Our doggies love the wide depth field cause they can see ALL the doggie biscuits!
There are two main purposes to controlling Aperture:
- Primary reason – to control how much of the image you want in focus for the photograph. By making the hole bigger (smaller f-stop numbers on camera=more shallow depth of field) or smaller (bigger f-stop numbers on camera=deeper depth of field), you can control the amount of FOCUS.
- To adjust the Exposure when shooting in Manual. A faster f-stop, bigger hole (smaller number) will let in more light, and less of the image will be in focus. A slower f-stop, smaller hole (bigger number) will let in less light, and more of the image will be in focus.
Final Thoughts on Aperture: In order to really start understanding, you have to practice. Reading about it will only allow your brain to get so far.
Find the Aperture Priority Mode on your camera (some point & shoots may not have this option).
- In Aperture Priority, you will be telling the camera what Aperture you want to shoot at, and it will adjust the rest to get what it thinks is the correct exposure (usually this will at least get you close to a decent exposure.)
- Remember - Fast Aperture Number (1.4, 2, etc…aka wide aperture-recall it is a bigger hole opening) = More shallow depth of field
- Slow Aperture Number ( 10, 13, etc… aka narrow aperture) = A deeper depth of field
- POTENTIAL PROBLEMS:
- Your lens will limit how much you can open the aperture (how small the number will get). Some lenses won’t allow a very shallow depth of field.
- If you do have a very fast lens (1.2, 1.4, etc…) and are shooting on those lower aperture numbers, the super shallow depth of field can make getting a good focal point tricky. The tip of the nose might be in focus and everything else starting to get blurry. It takes time & practice to shoot very shallow depth of fields well.
- Many times in order to get a correct exposure, larger aperture number (bigger numbers ie. 13, 16) require a slow shutter speed. This can result in camera shake if you are not shooting on a tripod.
- How to find out fast is your lens or the speed of our lens? The lowest f/stop number your lens can achieve is usually written on the barrel of the lens.
Now go shoot something and play with Depth of Field. Choose what you want in focus or choose it all to be in focus. Either way, there is no right or wrong. You have the creative control to decide what type of look you want for your photograph.
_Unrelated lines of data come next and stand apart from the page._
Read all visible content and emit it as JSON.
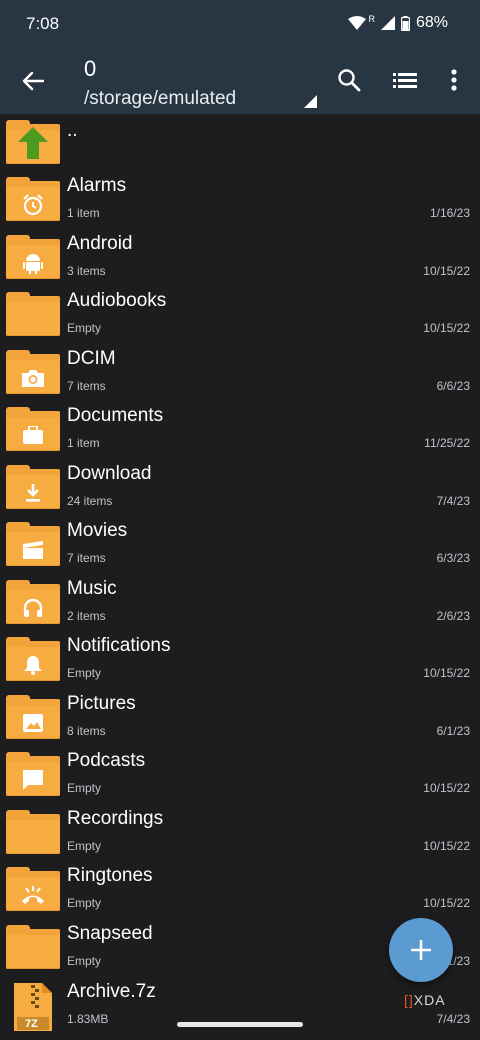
{
  "status": {
    "time": "7:08",
    "battery": "68%",
    "roaming": "R"
  },
  "appbar": {
    "title": "0",
    "path": "/storage/emulated"
  },
  "parent": {
    "label": ".."
  },
  "folders": [
    {
      "name": "Alarms",
      "sub": "1 item",
      "date": "1/16/23",
      "icon": "alarm-icon"
    },
    {
      "name": "Android",
      "sub": "3 items",
      "date": "10/15/22",
      "icon": "android-icon"
    },
    {
      "name": "Audiobooks",
      "sub": "Empty",
      "date": "10/15/22",
      "icon": ""
    },
    {
      "name": "DCIM",
      "sub": "7 items",
      "date": "6/6/23",
      "icon": "camera-icon"
    },
    {
      "name": "Documents",
      "sub": "1 item",
      "date": "11/25/22",
      "icon": "briefcase-icon"
    },
    {
      "name": "Download",
      "sub": "24 items",
      "date": "7/4/23",
      "icon": "download-icon"
    },
    {
      "name": "Movies",
      "sub": "7 items",
      "date": "6/3/23",
      "icon": "clapperboard-icon"
    },
    {
      "name": "Music",
      "sub": "2 items",
      "date": "2/6/23",
      "icon": "headphones-icon"
    },
    {
      "name": "Notifications",
      "sub": "Empty",
      "date": "10/15/22",
      "icon": "bell-icon"
    },
    {
      "name": "Pictures",
      "sub": "8 items",
      "date": "6/1/23",
      "icon": "image-icon"
    },
    {
      "name": "Podcasts",
      "sub": "Empty",
      "date": "10/15/22",
      "icon": "chat-icon"
    },
    {
      "name": "Recordings",
      "sub": "Empty",
      "date": "10/15/22",
      "icon": ""
    },
    {
      "name": "Ringtones",
      "sub": "Empty",
      "date": "10/15/22",
      "icon": "ringing-phone-icon"
    },
    {
      "name": "Snapseed",
      "sub": "Empty",
      "date": "1/23",
      "icon": ""
    }
  ],
  "archive": {
    "name": "Archive.7z",
    "sub": "1.83MB",
    "date": "7/4/23",
    "badge": "7Z"
  },
  "watermark": {
    "bracket": "[]",
    "text": "XDA"
  },
  "colors": {
    "appbar": "#273642",
    "background": "#1d1d1f",
    "folder": "#f7ac42",
    "fab": "#5b9bd1"
  }
}
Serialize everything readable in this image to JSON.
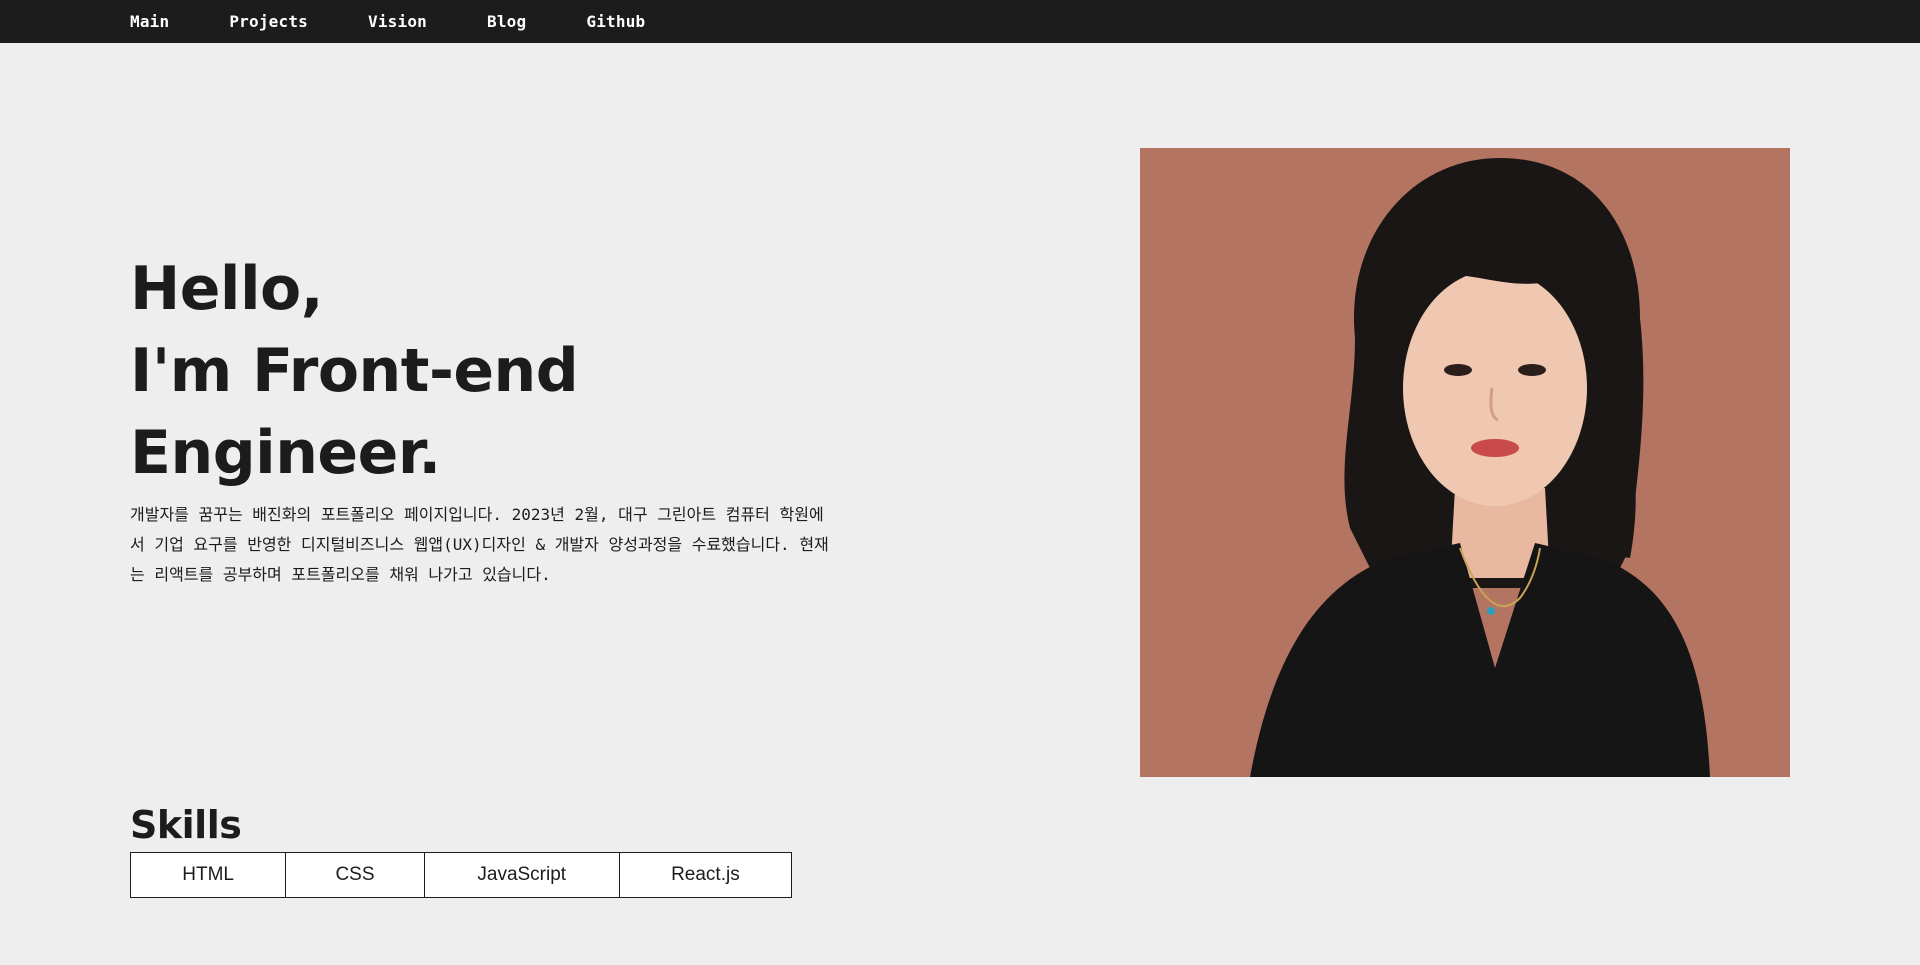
{
  "nav": {
    "items": [
      {
        "label": "Main"
      },
      {
        "label": "Projects"
      },
      {
        "label": "Vision"
      },
      {
        "label": "Blog"
      },
      {
        "label": "Github"
      }
    ]
  },
  "hero": {
    "title_line1": "Hello,",
    "title_line2": "I'm Front-end Engineer.",
    "description": "개발자를 꿈꾸는 배진화의 포트폴리오 페이지입니다. 2023년 2월, 대구 그린아트 컴퓨터 학원에서 기업 요구를 반영한 디지털비즈니스 웹앱(UX)디자인 & 개발자 양성과정을 수료했습니다. 현재는 리액트를 공부하며 포트폴리오를 채워 나가고 있습니다."
  },
  "skills": {
    "title": "Skills",
    "items": [
      "HTML",
      "CSS",
      "JavaScript",
      "React.js"
    ]
  },
  "colors": {
    "nav_bg": "#1c1c1c",
    "page_bg": "#eeeeee",
    "photo_bg": "#b47462"
  }
}
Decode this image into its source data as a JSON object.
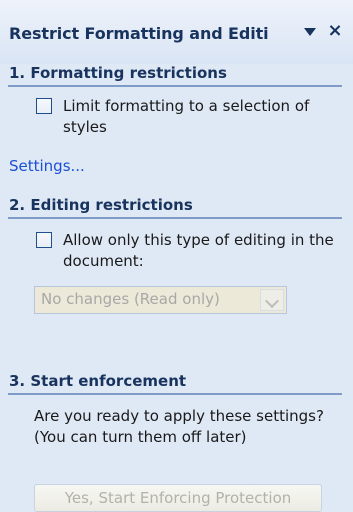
{
  "pane": {
    "title": "Restrict Formatting and Editi",
    "menu_icon": "triangle-down-icon",
    "close_icon": "close-icon",
    "close_glyph": "×"
  },
  "section1": {
    "heading": "1. Formatting restrictions",
    "checkbox_label": "Limit formatting to a selection of styles",
    "checked": false,
    "settings_link": "Settings..."
  },
  "section2": {
    "heading": "2. Editing restrictions",
    "checkbox_label": "Allow only this type of editing in the document:",
    "checked": false,
    "select_value": "No changes (Read only)"
  },
  "section3": {
    "heading": "3. Start enforcement",
    "prompt": "Are you ready to apply these settings? (You can turn them off later)",
    "button_label": "Yes, Start Enforcing Protection"
  },
  "colors": {
    "pane_background": "#dfe8f5",
    "heading": "#17335e",
    "link": "#1a4fd6",
    "disabled_text": "#a8a8a8"
  }
}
Whew! Is it time for another drink yet? We’re ready for it!
We know this is a lot of info to digest. Read it a few times, and try to understand at least the depth of field part. That will help you get more creative with your photography. By the time you go full manual, it helps to understand the full concept of aperture in order to use your camera fluidly, so don’t throw that part of it out of your brain just yet. Slowly build your understanding through practice and finding other ways people have explained it. All of us learn differently, so it helps to have exposure to different forms of teaching.
Photography Series: Understanding these concepts one step at a time will help you capture the images that you want.
2. Shutter-Speed – “Controlling Motion”
3. Aperture – “Controlling Depth of Field” – This Post!
5. White Balance – Up Next!!
6. Flash Your Food Photography #1- Using Built-in Camera Flash for DSLR and Point & Shoot. Includes some tips to making your own accessories.
7. Flash Your Food Photography #2- Using Speedlight Flashes ON the camera
8. Flash Your Food Photography #3 – Using Speedlight Flashes OFF the camera with remotes, sync cords, triggers and commander mode. (Cool cocktail shots will be highlighted here! )
9. Flash Your Food Photography #4 – Using multiple Speedlight Flashes or Strobes OFF the camera. Short discussion of Dedicated vs. Non-Dedicated flash mounts.
10. Natural light Food Photography
11. Photography inside restaurants, kitchens and capturing Chefs in action.